My graduation came and went and we saw nothing of Ruthie. She was supposed to be there on the front row, cheering me on. Mother thought I would be disappointed that my one sister in the world didn’t see me graduate from high school, but it was all right with me that she wasn’t there. There were lots of other people there.
In June I left to go to Europe. My suitcase was so heavy I could hardly carry it, even though I had been careful not to include any unnecessary items. If I bought any souvenirs of the countries I visited, I didn’t know where I was going to put them.

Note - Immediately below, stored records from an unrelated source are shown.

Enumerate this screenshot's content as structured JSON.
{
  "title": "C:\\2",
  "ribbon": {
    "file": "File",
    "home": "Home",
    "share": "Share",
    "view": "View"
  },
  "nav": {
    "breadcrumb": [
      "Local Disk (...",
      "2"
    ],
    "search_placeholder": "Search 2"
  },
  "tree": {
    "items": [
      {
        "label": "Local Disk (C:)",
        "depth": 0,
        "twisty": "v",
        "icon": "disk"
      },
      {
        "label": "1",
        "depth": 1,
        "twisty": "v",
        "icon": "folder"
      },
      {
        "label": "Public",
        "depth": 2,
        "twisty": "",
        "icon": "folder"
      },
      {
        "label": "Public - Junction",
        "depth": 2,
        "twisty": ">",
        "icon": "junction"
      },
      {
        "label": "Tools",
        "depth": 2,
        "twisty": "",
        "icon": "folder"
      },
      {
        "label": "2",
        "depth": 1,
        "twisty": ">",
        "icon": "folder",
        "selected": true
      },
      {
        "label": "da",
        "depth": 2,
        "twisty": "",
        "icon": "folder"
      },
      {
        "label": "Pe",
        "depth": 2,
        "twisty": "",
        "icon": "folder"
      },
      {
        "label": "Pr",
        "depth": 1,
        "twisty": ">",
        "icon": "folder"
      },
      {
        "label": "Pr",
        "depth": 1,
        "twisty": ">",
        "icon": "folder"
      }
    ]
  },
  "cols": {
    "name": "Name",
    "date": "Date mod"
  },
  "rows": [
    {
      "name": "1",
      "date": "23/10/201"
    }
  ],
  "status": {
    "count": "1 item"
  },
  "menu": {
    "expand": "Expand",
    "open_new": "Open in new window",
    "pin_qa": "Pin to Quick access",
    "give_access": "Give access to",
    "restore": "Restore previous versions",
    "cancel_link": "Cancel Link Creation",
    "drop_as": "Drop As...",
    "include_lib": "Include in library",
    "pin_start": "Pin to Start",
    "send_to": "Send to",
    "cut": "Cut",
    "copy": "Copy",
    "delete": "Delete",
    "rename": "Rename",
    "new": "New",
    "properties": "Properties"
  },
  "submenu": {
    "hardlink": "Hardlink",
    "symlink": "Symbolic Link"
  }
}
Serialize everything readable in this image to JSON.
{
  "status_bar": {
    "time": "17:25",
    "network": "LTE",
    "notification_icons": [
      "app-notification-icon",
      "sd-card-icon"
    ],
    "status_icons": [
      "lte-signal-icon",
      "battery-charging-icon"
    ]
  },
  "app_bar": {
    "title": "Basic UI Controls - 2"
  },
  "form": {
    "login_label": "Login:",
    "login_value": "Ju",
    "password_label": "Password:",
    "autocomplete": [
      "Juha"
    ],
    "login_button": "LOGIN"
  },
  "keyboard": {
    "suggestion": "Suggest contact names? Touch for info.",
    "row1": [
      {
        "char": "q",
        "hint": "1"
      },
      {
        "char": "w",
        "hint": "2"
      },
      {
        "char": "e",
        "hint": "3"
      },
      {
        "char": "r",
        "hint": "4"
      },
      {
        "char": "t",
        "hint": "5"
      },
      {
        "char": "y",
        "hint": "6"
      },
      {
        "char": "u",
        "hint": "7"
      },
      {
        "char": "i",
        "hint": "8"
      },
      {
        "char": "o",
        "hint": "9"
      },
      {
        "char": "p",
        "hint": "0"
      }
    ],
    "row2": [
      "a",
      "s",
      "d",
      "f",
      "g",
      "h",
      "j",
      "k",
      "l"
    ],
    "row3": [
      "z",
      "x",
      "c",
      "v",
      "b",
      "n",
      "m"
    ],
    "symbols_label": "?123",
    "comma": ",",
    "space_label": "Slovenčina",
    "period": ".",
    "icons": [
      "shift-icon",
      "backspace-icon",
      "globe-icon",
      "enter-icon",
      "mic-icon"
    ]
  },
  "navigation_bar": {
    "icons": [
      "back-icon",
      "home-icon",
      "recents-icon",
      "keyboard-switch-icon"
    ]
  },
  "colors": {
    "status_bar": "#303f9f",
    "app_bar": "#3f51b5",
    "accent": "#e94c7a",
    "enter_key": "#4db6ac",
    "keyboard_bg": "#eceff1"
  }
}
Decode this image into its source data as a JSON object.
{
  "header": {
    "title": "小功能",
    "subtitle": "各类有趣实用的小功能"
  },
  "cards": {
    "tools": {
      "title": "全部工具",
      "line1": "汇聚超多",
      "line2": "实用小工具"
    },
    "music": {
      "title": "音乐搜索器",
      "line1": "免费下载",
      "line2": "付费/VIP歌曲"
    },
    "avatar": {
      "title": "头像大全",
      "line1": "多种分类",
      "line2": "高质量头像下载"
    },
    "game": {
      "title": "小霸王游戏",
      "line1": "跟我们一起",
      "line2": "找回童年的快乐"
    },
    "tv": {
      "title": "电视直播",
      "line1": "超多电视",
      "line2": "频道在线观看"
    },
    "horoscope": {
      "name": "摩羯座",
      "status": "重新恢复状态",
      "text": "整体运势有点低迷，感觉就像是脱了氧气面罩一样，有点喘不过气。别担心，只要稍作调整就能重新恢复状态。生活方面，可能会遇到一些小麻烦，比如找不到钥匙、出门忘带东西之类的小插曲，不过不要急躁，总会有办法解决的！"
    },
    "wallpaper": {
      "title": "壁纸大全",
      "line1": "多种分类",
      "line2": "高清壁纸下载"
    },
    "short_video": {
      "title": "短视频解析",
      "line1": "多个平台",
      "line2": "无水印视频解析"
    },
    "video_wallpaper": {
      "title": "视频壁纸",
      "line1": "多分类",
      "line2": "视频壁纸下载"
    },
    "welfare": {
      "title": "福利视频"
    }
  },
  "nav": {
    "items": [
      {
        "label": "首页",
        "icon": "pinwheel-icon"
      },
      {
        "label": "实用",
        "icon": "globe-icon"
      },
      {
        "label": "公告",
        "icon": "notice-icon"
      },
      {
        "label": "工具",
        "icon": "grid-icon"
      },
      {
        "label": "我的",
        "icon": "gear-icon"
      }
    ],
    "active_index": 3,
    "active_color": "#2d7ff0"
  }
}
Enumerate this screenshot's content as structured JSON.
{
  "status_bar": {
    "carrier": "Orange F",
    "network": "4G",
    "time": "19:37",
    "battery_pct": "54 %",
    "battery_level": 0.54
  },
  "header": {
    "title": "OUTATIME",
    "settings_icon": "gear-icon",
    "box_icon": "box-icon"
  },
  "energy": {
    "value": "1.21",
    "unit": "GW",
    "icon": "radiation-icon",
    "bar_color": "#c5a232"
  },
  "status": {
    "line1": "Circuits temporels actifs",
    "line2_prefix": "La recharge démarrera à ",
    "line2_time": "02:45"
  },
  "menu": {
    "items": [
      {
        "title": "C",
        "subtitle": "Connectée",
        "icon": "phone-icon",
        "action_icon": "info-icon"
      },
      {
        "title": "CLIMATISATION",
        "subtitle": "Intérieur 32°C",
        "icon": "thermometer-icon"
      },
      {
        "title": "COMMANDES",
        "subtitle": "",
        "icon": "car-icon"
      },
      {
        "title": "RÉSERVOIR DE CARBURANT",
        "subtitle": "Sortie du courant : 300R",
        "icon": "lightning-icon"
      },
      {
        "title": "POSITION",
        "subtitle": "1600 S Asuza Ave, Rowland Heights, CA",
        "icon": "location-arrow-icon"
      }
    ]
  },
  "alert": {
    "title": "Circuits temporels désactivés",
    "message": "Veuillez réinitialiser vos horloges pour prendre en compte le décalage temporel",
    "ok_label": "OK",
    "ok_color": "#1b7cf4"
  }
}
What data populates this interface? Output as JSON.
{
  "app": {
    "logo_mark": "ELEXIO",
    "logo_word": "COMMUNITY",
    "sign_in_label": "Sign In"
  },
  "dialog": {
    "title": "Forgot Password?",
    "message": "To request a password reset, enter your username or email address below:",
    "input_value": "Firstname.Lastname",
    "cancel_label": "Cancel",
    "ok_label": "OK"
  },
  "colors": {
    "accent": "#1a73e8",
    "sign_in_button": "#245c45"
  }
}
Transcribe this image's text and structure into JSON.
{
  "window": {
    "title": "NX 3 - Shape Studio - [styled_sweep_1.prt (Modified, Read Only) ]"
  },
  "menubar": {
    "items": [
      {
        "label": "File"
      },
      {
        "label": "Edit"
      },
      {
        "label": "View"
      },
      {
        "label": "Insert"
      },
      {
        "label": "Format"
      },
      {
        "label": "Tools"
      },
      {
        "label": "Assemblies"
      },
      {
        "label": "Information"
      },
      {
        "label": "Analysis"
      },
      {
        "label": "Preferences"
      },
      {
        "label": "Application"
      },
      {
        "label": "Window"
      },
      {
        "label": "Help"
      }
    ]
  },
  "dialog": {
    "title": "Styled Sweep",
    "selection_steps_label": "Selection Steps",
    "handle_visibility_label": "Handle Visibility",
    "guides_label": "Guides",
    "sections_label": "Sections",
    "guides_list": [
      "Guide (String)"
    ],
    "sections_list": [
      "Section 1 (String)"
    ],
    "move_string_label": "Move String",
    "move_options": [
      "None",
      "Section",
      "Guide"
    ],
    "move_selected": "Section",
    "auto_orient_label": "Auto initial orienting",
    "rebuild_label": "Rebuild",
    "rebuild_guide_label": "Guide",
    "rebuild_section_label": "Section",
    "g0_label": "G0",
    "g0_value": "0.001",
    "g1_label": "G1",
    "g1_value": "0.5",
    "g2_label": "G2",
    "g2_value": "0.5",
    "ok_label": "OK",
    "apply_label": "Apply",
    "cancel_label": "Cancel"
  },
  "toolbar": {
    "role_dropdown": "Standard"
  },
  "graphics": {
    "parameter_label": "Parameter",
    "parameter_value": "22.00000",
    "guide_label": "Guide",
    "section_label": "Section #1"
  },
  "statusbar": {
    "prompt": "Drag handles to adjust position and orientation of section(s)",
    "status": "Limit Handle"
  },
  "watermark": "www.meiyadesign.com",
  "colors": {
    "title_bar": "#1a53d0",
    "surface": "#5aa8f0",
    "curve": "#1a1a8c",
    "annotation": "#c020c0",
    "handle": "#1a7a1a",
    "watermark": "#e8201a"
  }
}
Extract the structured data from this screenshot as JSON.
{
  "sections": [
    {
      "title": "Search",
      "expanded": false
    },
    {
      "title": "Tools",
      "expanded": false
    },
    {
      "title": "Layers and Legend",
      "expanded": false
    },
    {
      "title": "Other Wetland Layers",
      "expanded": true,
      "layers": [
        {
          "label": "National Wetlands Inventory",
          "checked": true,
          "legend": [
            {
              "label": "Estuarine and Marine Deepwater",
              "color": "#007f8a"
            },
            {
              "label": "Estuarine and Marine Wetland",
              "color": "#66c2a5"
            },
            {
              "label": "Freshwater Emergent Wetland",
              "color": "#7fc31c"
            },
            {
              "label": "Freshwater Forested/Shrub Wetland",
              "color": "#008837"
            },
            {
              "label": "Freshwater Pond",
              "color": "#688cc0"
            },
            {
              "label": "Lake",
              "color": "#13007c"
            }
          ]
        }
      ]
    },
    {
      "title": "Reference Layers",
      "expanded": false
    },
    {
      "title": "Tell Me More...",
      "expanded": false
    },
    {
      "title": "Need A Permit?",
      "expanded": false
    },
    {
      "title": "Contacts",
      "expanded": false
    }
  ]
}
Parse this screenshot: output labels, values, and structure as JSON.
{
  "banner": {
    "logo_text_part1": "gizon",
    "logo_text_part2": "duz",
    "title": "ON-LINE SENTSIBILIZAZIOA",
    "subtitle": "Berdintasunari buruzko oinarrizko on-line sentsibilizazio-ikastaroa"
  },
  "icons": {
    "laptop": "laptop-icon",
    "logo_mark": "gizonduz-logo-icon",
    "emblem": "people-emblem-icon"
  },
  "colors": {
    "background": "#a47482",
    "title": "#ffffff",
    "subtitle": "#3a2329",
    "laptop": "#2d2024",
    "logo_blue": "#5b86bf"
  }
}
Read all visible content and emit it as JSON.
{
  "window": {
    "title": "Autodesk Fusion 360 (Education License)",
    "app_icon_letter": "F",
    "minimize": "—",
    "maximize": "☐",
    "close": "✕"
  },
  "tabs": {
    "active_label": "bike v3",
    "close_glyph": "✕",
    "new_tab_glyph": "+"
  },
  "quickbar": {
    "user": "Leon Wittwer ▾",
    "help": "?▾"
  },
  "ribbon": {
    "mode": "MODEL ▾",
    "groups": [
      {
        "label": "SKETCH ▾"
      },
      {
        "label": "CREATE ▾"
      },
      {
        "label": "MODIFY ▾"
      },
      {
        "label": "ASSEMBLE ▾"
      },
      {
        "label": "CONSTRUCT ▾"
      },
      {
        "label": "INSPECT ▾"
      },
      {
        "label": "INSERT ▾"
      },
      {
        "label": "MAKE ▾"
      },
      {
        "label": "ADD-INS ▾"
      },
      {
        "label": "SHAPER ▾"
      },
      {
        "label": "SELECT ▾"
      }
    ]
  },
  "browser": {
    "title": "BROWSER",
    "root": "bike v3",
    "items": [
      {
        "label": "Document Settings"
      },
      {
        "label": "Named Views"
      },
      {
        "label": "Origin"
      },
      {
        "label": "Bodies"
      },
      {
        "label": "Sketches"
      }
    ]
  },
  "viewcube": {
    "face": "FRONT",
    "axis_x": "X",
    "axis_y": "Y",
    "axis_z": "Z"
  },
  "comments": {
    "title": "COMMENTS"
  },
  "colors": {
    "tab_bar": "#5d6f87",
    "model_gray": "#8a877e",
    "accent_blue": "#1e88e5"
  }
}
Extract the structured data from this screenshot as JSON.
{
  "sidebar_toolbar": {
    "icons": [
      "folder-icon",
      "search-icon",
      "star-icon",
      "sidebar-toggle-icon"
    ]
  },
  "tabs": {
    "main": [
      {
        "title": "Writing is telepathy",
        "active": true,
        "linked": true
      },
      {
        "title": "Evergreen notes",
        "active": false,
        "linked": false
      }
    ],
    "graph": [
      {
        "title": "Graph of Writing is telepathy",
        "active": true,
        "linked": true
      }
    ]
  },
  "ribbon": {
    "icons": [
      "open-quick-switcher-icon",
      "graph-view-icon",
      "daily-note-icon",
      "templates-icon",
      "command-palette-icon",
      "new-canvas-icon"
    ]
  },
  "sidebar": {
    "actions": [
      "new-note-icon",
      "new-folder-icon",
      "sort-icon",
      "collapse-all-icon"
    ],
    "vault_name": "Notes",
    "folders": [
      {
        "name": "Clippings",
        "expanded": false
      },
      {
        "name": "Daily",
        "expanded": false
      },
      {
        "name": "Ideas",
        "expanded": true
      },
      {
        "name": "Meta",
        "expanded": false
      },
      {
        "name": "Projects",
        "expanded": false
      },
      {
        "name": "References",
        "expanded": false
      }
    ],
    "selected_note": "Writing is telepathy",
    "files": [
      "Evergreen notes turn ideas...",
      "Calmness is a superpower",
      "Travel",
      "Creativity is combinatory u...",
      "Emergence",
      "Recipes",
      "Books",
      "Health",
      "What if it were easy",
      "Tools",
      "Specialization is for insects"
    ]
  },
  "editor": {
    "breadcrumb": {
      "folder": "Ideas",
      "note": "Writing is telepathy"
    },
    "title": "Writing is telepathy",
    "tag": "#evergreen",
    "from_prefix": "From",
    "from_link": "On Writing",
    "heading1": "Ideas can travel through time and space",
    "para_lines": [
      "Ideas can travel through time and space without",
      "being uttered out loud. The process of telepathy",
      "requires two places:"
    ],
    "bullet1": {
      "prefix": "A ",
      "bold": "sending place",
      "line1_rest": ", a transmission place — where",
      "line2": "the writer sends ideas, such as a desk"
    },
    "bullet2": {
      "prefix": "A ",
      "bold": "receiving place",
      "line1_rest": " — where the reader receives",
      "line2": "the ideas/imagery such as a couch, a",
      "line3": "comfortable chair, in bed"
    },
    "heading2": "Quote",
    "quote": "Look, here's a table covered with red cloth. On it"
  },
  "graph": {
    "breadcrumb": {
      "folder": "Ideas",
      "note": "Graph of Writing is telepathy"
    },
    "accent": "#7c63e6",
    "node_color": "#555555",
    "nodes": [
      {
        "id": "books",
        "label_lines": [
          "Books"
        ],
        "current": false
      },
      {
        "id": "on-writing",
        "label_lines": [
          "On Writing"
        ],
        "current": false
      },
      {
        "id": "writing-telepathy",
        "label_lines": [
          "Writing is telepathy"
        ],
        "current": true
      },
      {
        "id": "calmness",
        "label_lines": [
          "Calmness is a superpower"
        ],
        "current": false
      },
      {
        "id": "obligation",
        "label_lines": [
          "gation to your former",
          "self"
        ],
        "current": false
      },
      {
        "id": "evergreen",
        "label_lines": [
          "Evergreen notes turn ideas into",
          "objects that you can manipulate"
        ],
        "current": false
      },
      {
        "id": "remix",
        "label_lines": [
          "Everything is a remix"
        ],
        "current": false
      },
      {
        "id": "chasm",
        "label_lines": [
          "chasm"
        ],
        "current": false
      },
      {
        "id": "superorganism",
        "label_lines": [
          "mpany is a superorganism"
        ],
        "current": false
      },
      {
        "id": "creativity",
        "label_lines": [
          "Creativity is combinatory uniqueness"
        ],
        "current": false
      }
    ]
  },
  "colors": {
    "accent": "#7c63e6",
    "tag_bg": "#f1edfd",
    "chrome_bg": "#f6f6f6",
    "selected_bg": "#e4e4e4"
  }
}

Ruthie didn’t call to tell me goodbye. It was as if I no longer existed for her. She probably hoped the plane I was in would crash into the sea and no bodies found. I knew her and I knew the way she thought.
The trip was everything I hoped it would be and more. I had never been out of the country and had never even flown on a plane before. We spent three nights in New York at a hotel across the street from Central Park before flying on to London. I discovered right away what a sheltered life I had led.
I climbed partway up the steps of the Eiffel Tower until I couldn’t go any higher. I saw the Louvre Museum, the Tower of London, the Sistine Chapel, Westminster Abbey, Shakespeare’s home (and grave) at Stratford-on-Avon, Mozart’s home, the fairy-tale castle of the Mad King of Bavaria, Westminster Abbey, the Palace of Versailles, the ruins at Pompeii, the Roman Forum and Coliseum, the Spanish Steps, the Vatican, the Tyrolean Alps, and so much more. On the way back to the U.S., we stopped for refueling in Iceland late at night.
I sent postcards home and mother wrote me brief letters, mostly to tell me that everything was fine and that my cat missed me. There was no mention in any of her letters of Ruthie.
In August, after I had been home from the trip for about two weeks, mother heard from one of her church friends that Ruthie and Lonnie got back together and were moving to Alaska. Mother immediately thought of Eulalie. What kind of upbringing was that child going to have with a couple of loonies like Ruthie and Lonnie? She got on the phone right away to her lawyer and began looking into ways she might gain custody of her only grandchild. That’s a different story, though.
Copyright © 2022 by Allen Kopp